The large increase in transactions for The Sandbox that appear below corresponds to the announcement of the platform’s Alpha Launch on November 29, 2021. This was a special event that essentially kicked off The Sandbox’s operation. Decentraland has been trading in virtual real estate since 2017.

The following chart represents real estate sales volume in U.S. dollars per platform. It’s generally fairly similar to the number of daily sales per platform, but that doesn’t have to be the case.

For example, if one platform had very premium real estate that went for significantly more per plot than another, this chart could show more sales activity than the chart above, which is only focused on the total number of sales. You can clearly see that there are some points in time where Decentraland had very high dollar sales compared to The Sandbox, even though it had a smaller number of total transactions. as seen above.

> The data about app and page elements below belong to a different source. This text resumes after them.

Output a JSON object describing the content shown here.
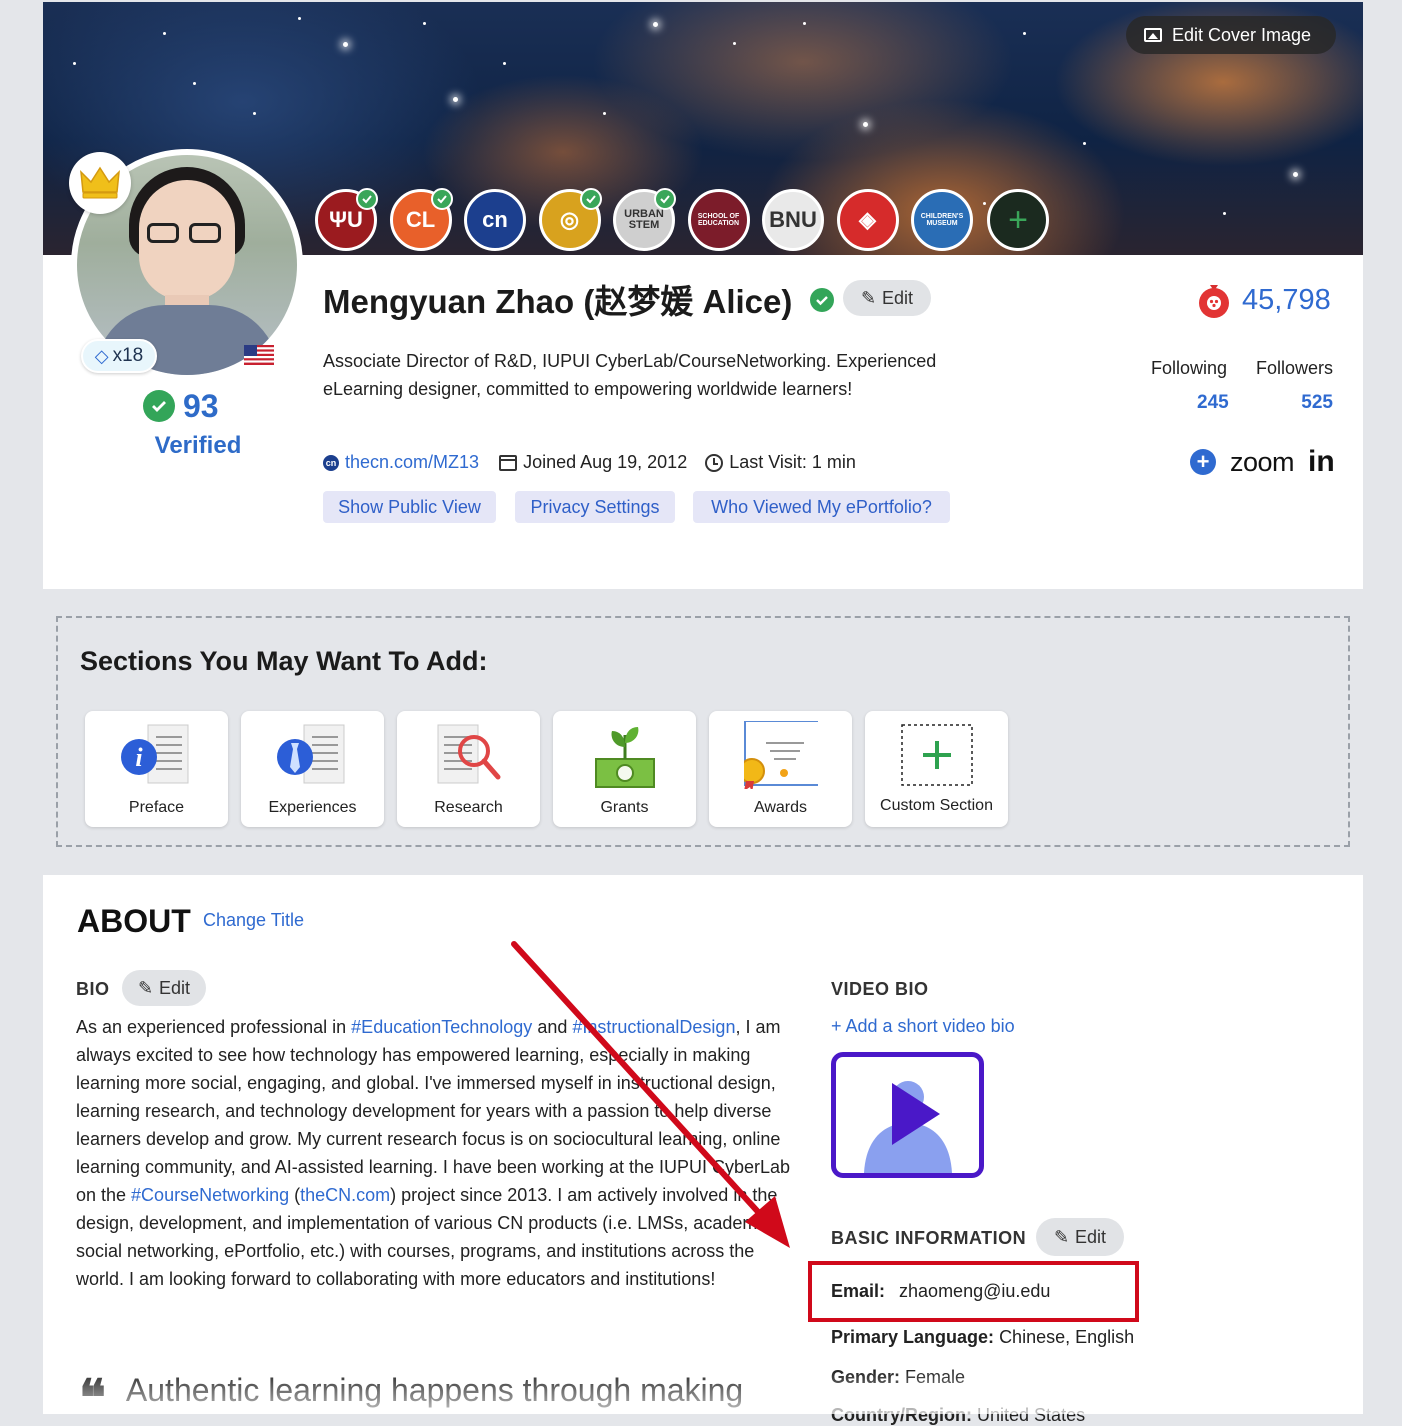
{
  "cover": {
    "edit_label": "Edit Cover Image"
  },
  "profile": {
    "name": "Mengyuan Zhao (赵梦媛 Alice)",
    "edit_label": "Edit",
    "badge_count": "x18",
    "verify_count": "93",
    "verified_label": "Verified",
    "points": "45,798",
    "tagline": "Associate Director of R&D, IUPUI CyberLab/CourseNetworking. Experienced eLearning designer, committed to empowering worldwide learners!",
    "following_label": "Following",
    "followers_label": "Followers",
    "following_count": "245",
    "followers_count": "525",
    "url": "thecn.com/MZ13",
    "joined": "Joined Aug 19, 2012",
    "last_visit": "Last Visit: 1 min",
    "zoom_label": "zoom",
    "linkedin_label": "in"
  },
  "institutions": [
    {
      "name": "indiana-university-logo",
      "color": "#9b1b1f",
      "text": "ΨU",
      "verified": true
    },
    {
      "name": "cl-logo",
      "color": "#e8602a",
      "text": "CL",
      "verified": true
    },
    {
      "name": "cn-logo",
      "color": "#1c3f8e",
      "text": "cn",
      "verified": false
    },
    {
      "name": "indiana-state-logo",
      "color": "#d8a21e",
      "text": "◎",
      "verified": true
    },
    {
      "name": "urban-stem-logo",
      "color": "#cfcfcf",
      "text": "URBAN STEM",
      "verified": true
    },
    {
      "name": "school-of-education-logo",
      "color": "#7c1c2a",
      "text": "SCHOOL OF EDUCATION",
      "verified": false
    },
    {
      "name": "beijing-normal-logo",
      "color": "#e9e9e9",
      "text": "BNU",
      "verified": false
    },
    {
      "name": "red-diamond-logo",
      "color": "#d62b2b",
      "text": "◈",
      "verified": false
    },
    {
      "name": "childrens-museum-logo",
      "color": "#2a6db5",
      "text": "CHILDREN'S MUSEUM",
      "verified": false
    }
  ],
  "actions": {
    "public_view": "Show Public View",
    "privacy": "Privacy Settings",
    "who_viewed": "Who Viewed My ePortfolio?"
  },
  "sections": {
    "title": "Sections You May Want To Add:",
    "items": [
      {
        "label": "Preface",
        "icon": "preface-icon"
      },
      {
        "label": "Experiences",
        "icon": "experiences-icon"
      },
      {
        "label": "Research",
        "icon": "research-icon"
      },
      {
        "label": "Grants",
        "icon": "grants-icon"
      },
      {
        "label": "Awards",
        "icon": "awards-icon"
      },
      {
        "label": "Custom Section",
        "icon": "custom-section-icon"
      }
    ]
  },
  "about": {
    "title": "ABOUT",
    "change_title": "Change Title",
    "bio_label": "BIO",
    "edit_label": "Edit",
    "bio": {
      "p1": "As an experienced professional in ",
      "tag1": "#EducationTechnology",
      "p2": " and ",
      "tag2": "#InstructionalDesign",
      "p3": ", I am always excited to see how technology has empowered learning, especially in making learning more social, engaging, and global. I've immersed myself in instructional design, learning research, and technology development for years with a passion to help diverse learners develop and grow. My current research focus is on sociocultural learning, online learning community, and AI-assisted learning. I have been working at the IUPUI CyberLab on the ",
      "tag3": "#CourseNetworking",
      "p4": " (",
      "tag4": "theCN.com",
      "p5": ") project since 2013. I am actively involved in the design, development, and implementation of various CN products (i.e. LMSs, academic social networking, ePortfolio, etc.) with courses, programs, and institutions across the world. I am looking forward to collaborating with more educators and institutions!"
    },
    "quote": "Authentic learning happens through making",
    "video_label": "VIDEO BIO",
    "add_video": "+ Add a short video bio",
    "basic_label": "BASIC INFORMATION",
    "email_label": "Email:",
    "email": "zhaomeng@iu.edu",
    "lang_label": "Primary Language:",
    "lang": "Chinese, English",
    "gender_label": "Gender:",
    "gender": "Female",
    "country_label": "Country/Region:",
    "country": "United States"
  },
  "colors": {
    "accent": "#2f6ad0",
    "verified": "#33a559",
    "highlight": "#d0091a"
  }
}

Which metaverse platforms are the best to invest in?

Comparing two metaverse real estate platforms can be insightful, but it’s also good to look at how an individual platform compares to the metaverse as a whole.

The chart below shows the average daily sales price per platform versus the average for the metaverse as a whole. The Sandbox tends to stay close to the general average of the metaverse, while Decentraland, CryptoVoxels, and Somnium Space have had some very large U.S.-dollar-equivalent sales.

But, again, sales volumes and sales prices are both important in determining where to find a good real estate investment. The chart below shows the average number of daily sales per platform versus the metaverse as a whole.

The following four charts show average daily real estate sales prices versus the average for the four metaverse platforms that offer discrete virtual real estate land sales.

First, The Sandbox. Currently, it tends to trend higher than the average daily real estate sales price, but hovers close to the average trend as a whole. This is likely because of the sheer number and volume of transactions helping to skew the average toward The Sandbox.

Next up, Decentraland. We already know it has all the most expensive virtual real estate purchases on its platform, so it’s not a huge surprise that it has many instances of daily sales prices that are far over the average for metaverse real estate on the same date.

CryptoVoxels represents a very small slice of the metaverse real estate market, but it’s important to note that it’s trending toward average when it comes to daily sales prices. Because there’s not anywhere near as much past sales data here as there is for The Sandbox and Decentraland, a buyer can reasonably assume that an average or slightly below average price based on overall metaverse real estate prices will get them a reasonable value.

Somnium Space is a bit of a rogue when it comes to daily average pricing. Some days have no transactions and some days show massive transactions, which makes it kind of a wildcard. Buyers in this platform should be aware of other sales near their property as well as have a longer-term vision beyond simple speculation, as this platform continues to grow and generate more useful data.

Metaverse real estate is still a speculative investment

Even though there is ample data available for investors if they know where to look, it’s still a difficult time to buy virtual land in the metaverse.

Many businesses and large corporations are investing their dollars into these platforms as a way to reach customers who are already active or will be coming to these spaces soon. For them, it’s equal parts investment and advertisement, so exact pricing is less of a deal-breaker.

By analyzing data like that above, you’ll not only be aware of what a solid price point looks like in a well-established metaverse platform, but understand the behavior of potential future buyers in those that are still getting off the ground.

Just remember that digital real estate is still a speculative investment and nothing is guaranteed (but being well-informed certainly helps your chances).

This article represents the opinion of the writer, who may disagree with the “official” recommendation position of a Motley Fool premium advisory service. We’re motley! Questioning an investing thesis — even one of our own — helps us all think critically about investing and make decisions that help us become smarter, happier, and richer.